Scan the data for "secureserver" and copy the lines it appears in.

+---+

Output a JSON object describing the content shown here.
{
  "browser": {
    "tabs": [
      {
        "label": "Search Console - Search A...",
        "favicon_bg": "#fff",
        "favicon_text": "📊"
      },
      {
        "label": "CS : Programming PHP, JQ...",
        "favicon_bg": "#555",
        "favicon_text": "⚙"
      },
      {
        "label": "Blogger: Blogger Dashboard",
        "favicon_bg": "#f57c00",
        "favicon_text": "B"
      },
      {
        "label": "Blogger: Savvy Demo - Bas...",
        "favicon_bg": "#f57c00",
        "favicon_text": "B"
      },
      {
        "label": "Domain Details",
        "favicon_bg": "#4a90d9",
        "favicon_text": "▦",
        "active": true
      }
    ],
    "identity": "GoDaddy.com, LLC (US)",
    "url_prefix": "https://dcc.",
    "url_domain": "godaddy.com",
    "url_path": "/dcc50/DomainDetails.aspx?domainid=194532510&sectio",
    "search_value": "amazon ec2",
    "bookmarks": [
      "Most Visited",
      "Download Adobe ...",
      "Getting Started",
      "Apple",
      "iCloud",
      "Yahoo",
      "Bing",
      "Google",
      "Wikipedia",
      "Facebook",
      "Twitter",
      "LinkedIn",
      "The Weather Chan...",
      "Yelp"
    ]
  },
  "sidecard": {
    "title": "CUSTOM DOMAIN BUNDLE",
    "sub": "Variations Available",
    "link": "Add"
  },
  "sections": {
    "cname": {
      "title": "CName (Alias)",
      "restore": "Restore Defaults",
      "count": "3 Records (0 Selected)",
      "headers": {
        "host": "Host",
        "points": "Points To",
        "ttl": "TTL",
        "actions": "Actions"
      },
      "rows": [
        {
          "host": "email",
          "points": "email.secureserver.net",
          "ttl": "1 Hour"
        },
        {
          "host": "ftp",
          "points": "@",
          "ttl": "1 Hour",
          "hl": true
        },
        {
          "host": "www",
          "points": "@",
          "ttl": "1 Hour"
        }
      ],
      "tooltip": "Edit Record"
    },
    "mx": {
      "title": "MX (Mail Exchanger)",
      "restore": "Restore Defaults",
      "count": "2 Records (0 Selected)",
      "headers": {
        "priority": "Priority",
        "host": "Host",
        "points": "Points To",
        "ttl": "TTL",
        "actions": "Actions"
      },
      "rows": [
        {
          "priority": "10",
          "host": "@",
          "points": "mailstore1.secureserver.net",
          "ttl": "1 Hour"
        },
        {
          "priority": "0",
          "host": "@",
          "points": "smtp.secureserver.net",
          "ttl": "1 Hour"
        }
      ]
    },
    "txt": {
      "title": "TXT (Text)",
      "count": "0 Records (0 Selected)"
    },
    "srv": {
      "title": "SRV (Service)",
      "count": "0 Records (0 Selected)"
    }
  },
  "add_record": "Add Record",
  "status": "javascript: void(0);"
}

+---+

RESULT BELOW:
          "points": "email.secureserver.net",
          "points": "mailstore1.secureserver.net",
          "points": "smtp.secureserver.net",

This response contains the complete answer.